PROBLEM:
Lines that include the string "Residents" are the ones to copy from the entries below.

(Page and application data records)
┌──
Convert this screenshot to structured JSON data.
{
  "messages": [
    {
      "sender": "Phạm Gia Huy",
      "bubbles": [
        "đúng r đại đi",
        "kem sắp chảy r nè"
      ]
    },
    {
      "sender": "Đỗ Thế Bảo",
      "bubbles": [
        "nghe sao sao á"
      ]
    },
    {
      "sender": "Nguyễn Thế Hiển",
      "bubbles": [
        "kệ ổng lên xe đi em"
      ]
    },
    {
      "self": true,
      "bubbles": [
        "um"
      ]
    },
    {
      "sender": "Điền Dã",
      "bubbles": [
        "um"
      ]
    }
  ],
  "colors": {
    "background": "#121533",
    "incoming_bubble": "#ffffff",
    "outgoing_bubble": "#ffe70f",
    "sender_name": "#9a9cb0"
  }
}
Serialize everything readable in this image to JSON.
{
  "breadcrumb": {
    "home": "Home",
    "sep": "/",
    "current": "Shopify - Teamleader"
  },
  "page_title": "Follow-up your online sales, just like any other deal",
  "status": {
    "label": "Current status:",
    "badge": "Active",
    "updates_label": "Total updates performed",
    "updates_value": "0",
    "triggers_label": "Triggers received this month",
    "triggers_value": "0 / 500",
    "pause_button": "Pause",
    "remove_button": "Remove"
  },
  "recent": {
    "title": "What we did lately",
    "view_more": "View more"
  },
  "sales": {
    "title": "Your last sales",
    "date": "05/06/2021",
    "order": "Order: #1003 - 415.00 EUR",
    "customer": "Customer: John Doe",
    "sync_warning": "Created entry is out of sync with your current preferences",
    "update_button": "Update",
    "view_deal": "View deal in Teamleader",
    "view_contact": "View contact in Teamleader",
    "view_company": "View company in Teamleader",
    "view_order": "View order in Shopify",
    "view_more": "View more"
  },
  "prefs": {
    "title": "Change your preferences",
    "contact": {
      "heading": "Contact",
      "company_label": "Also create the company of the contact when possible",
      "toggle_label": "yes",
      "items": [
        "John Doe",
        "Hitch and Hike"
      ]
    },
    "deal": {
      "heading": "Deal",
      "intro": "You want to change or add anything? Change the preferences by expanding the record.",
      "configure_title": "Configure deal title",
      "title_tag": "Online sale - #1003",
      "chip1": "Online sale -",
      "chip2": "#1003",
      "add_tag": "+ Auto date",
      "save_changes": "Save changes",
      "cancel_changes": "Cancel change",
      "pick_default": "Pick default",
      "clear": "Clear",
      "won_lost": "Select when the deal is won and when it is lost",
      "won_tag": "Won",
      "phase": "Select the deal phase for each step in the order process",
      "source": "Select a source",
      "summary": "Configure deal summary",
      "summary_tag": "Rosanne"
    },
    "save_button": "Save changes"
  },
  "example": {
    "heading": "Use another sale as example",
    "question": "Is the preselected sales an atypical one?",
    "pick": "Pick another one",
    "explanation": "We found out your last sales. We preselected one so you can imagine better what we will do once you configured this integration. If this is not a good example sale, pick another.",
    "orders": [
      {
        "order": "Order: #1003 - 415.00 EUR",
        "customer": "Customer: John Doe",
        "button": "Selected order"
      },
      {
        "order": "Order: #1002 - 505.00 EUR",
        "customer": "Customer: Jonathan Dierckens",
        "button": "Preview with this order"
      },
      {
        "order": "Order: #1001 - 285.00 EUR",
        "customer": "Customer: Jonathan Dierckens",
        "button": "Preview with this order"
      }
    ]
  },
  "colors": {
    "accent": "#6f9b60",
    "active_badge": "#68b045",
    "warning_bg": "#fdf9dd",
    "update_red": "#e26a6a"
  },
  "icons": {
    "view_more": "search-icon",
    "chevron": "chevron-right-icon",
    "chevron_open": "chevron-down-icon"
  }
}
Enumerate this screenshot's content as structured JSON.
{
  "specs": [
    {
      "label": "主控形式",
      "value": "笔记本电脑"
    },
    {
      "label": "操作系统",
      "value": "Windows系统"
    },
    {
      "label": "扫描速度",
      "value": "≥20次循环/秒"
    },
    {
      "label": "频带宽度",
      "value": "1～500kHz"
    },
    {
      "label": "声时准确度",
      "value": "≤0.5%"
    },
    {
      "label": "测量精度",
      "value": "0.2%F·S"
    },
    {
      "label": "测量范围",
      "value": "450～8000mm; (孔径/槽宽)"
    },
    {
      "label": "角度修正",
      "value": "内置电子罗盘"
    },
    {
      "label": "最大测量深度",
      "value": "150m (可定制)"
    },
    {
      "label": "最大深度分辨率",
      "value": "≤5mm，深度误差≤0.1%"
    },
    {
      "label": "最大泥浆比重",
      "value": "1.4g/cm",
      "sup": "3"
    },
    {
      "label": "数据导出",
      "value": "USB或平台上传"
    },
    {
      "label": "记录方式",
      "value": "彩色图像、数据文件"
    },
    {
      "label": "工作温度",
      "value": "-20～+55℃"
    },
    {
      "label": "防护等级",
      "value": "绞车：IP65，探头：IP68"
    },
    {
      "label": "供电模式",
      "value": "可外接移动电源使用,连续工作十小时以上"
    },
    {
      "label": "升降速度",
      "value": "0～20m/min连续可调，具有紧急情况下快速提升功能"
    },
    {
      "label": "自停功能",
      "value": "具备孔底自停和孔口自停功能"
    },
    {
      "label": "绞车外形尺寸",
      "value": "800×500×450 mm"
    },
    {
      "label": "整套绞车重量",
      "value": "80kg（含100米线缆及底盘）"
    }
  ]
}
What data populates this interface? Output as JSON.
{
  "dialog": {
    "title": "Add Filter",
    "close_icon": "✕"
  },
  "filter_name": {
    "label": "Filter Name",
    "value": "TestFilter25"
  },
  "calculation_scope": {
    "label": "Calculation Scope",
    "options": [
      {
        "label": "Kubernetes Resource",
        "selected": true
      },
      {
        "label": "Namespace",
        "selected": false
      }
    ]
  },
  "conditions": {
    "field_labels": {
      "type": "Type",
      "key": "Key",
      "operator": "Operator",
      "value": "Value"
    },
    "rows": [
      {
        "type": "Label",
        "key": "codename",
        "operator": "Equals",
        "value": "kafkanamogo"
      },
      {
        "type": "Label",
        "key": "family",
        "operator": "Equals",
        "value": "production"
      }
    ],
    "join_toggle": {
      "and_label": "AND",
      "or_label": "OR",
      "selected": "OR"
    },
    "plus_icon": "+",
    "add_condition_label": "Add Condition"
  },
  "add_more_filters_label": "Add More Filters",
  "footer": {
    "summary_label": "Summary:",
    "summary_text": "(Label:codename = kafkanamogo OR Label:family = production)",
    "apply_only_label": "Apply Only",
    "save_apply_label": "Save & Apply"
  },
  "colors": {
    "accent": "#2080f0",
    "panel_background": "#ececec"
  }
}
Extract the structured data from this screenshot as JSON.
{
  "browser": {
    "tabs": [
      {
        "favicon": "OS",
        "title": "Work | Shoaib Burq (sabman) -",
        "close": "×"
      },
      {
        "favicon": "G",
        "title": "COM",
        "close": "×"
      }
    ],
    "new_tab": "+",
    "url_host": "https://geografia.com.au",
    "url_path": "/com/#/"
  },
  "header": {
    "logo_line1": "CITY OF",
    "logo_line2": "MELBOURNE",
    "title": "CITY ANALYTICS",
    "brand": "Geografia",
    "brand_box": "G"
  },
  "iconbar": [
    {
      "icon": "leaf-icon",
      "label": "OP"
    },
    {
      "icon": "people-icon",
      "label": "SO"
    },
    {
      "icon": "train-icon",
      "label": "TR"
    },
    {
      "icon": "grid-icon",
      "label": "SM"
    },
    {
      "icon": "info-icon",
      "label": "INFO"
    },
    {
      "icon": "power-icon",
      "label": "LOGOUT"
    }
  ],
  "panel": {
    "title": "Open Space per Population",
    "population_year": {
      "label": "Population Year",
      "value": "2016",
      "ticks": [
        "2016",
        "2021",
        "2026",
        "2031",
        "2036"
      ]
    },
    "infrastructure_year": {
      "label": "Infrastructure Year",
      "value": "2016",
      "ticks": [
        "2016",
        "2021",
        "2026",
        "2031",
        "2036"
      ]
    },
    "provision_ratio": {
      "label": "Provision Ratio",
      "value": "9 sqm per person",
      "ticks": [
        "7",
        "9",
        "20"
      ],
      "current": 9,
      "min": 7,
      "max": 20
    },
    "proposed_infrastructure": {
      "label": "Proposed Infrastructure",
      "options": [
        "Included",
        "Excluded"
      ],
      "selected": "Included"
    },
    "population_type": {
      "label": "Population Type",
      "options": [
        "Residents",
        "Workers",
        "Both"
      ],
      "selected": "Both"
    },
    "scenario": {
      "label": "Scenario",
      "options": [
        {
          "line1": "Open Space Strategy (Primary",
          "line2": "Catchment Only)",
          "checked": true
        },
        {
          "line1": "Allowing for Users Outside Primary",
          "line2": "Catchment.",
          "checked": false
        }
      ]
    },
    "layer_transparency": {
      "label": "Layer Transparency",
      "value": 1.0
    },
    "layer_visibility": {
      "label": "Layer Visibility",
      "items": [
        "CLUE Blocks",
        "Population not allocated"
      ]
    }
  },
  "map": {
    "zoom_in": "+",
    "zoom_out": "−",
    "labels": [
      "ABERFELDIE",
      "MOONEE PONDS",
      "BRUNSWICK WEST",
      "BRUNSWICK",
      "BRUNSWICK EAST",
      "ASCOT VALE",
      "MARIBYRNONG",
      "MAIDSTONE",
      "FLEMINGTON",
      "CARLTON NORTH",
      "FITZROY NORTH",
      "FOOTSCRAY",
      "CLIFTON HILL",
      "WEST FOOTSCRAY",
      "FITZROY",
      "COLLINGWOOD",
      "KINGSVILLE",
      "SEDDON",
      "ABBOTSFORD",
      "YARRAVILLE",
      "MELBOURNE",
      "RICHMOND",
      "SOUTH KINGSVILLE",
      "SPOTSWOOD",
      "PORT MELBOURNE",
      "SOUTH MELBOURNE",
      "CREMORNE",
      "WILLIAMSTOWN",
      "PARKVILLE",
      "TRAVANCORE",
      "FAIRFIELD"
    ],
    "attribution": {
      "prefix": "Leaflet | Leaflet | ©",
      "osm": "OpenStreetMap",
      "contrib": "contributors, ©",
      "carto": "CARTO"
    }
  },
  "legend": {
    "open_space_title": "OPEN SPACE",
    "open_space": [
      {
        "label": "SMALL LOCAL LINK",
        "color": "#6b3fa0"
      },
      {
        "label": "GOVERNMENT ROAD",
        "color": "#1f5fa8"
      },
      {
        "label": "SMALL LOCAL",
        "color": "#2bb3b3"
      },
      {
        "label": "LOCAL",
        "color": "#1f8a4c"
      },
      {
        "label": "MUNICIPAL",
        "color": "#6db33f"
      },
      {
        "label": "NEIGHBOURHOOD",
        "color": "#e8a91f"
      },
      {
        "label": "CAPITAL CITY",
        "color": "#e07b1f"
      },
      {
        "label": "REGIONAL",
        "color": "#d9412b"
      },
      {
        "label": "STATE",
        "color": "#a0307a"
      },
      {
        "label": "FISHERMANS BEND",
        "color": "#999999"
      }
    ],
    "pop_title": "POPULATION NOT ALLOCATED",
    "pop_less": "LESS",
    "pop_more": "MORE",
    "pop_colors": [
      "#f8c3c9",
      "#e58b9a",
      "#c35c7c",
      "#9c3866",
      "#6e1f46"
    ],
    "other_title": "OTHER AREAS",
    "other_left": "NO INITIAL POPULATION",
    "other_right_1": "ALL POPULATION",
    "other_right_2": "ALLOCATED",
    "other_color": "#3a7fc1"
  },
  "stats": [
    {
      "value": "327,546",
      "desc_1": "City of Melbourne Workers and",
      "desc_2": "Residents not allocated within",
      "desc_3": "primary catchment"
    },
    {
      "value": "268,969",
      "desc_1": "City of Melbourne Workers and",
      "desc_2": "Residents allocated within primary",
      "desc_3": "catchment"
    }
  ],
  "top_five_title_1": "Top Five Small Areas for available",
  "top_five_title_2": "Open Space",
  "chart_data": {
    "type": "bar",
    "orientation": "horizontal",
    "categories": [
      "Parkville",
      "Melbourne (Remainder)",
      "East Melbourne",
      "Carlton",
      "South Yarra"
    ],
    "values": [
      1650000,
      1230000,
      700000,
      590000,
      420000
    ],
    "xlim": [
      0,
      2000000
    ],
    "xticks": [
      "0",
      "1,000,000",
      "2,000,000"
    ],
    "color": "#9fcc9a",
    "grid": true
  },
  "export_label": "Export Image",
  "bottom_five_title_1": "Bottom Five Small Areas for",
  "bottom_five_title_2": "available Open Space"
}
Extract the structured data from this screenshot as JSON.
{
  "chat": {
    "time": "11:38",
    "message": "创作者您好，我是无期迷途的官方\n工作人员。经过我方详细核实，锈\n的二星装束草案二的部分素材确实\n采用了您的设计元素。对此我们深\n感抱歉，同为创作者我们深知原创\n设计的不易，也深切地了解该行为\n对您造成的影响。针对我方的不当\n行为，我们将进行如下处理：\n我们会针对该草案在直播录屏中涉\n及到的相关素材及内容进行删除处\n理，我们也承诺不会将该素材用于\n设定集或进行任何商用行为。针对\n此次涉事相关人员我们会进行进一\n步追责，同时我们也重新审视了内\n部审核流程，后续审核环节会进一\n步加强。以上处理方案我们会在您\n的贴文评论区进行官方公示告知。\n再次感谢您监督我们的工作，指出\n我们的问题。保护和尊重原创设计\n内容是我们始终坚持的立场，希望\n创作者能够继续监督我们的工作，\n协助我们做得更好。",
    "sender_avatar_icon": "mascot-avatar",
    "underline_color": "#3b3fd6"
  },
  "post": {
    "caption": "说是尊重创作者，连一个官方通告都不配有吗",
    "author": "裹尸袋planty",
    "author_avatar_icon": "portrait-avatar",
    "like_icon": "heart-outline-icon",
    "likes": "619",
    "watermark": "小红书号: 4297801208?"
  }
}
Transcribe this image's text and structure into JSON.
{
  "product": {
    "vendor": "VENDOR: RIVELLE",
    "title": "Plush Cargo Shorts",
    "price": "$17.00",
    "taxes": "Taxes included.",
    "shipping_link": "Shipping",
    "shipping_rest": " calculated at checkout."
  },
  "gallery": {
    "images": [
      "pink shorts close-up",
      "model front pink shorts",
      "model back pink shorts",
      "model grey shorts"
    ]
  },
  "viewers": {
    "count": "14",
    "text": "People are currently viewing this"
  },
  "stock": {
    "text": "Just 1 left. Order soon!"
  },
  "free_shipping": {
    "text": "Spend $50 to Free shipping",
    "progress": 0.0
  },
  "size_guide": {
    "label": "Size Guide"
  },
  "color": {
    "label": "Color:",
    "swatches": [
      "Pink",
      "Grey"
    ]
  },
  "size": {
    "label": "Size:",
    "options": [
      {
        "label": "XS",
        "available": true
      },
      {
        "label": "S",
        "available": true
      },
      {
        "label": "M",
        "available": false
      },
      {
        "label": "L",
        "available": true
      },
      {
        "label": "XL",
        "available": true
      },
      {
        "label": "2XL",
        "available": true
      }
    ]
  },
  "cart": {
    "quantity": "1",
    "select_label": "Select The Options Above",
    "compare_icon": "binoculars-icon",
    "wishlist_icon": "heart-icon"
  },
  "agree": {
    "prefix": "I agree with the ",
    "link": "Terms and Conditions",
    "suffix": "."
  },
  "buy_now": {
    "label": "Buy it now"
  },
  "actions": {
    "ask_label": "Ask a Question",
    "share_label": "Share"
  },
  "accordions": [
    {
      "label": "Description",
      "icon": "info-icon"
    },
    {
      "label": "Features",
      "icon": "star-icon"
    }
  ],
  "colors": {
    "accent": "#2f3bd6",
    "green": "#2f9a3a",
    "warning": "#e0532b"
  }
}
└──
RESULT:
        "Residents",
      "desc_2": "Residents not allocated within",
      "desc_2": "Residents allocated within primary",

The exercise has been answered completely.